Idle equipment, absent workers, deserted villages, an empty swimming pool. VinFast is Vietnam’s answer to Tesla, with the goal of making 1 million EVs in the next 5-6 years to sell to customers US, Canada and Europe. With these lofty goals, the company invited a bunch of social media influencers, as well as some auto journalists, on a “a four-day, multicity extravaganza” that seemed more weird than convincing, according to Bloomberg.


J
James VincentSep 26
Today, 39 years ago, the world didn’t end.

And it’s thanks to one man: Stanislav Petrov, a USSR military officer who, on September 26th, 1983, took the decision not to launch a retaliatory nuclear attack against the US. Petrov correctly guessed that satellite readings showing inbound nukes were faulty, and so likely saved the world from nuclear war. As journalist Tom Chivers put it on Twitter, “Happy Stanislav Petrov Day to those who celebrate!” Read more about Petrov’s life here.

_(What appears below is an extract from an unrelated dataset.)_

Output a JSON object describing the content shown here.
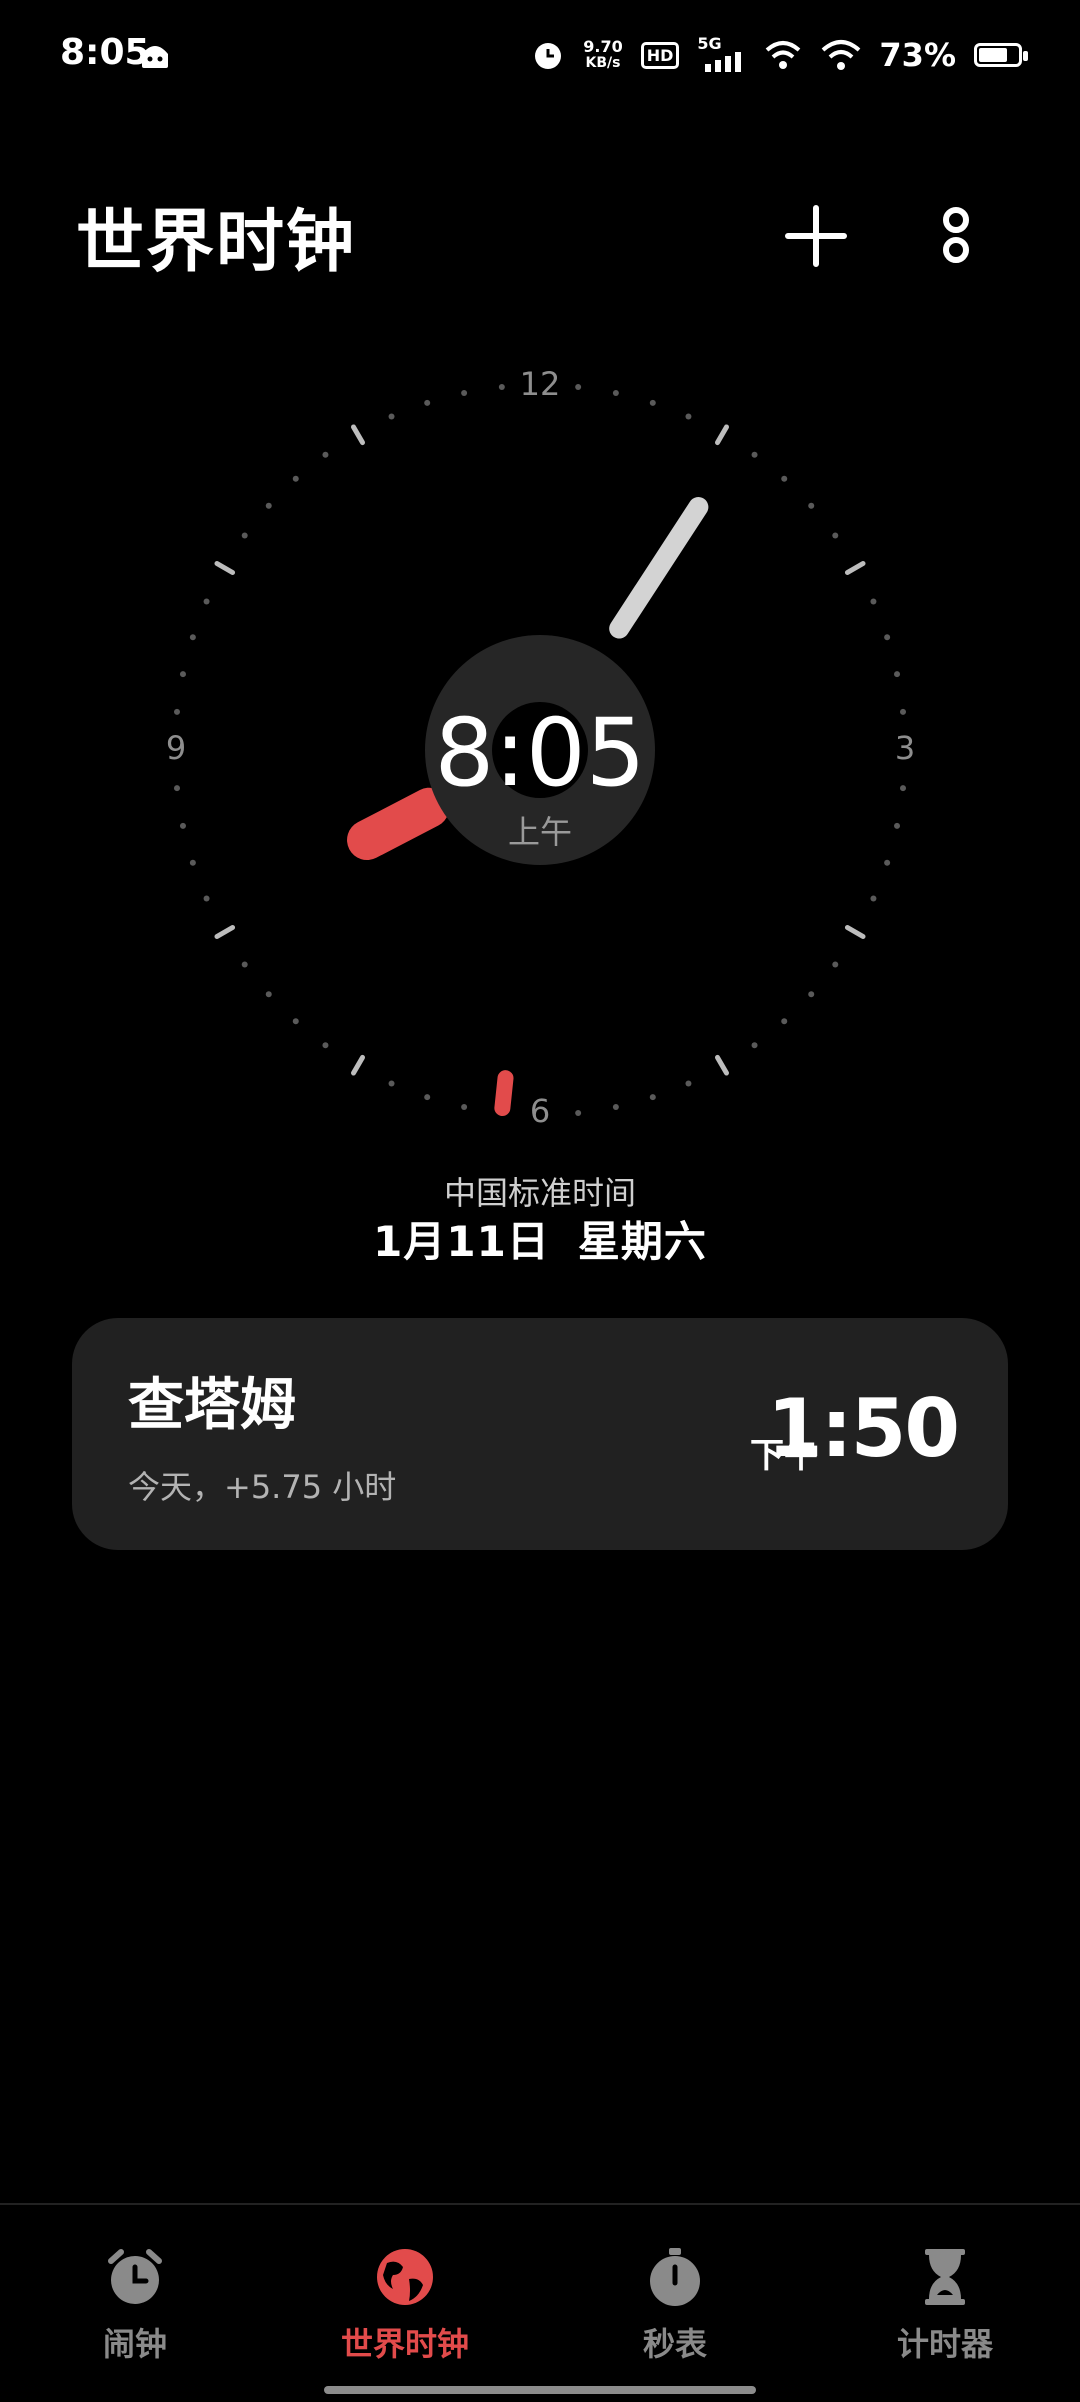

Soviet Colonel who prevented 1983 nuclear response
Photo by Scott Peterson/Getty Images
J
The Verge
James VincentSep 26
Deepfakes were made for Disney.

You might have seen the news this weekend that the voice of James Earl Jones is being cloned using AI so his performance as Darth Vader in Star Wars can live on forever.

Reading the story, it struck me how perfect deepfakes are for Disney — a company that profits from original characters, fans' nostalgia, and an uncanny ability to twist copyright law to its liking. And now, with deepfakes, Disney’s most iconic performances will live on forever, ensuring the magic never dies.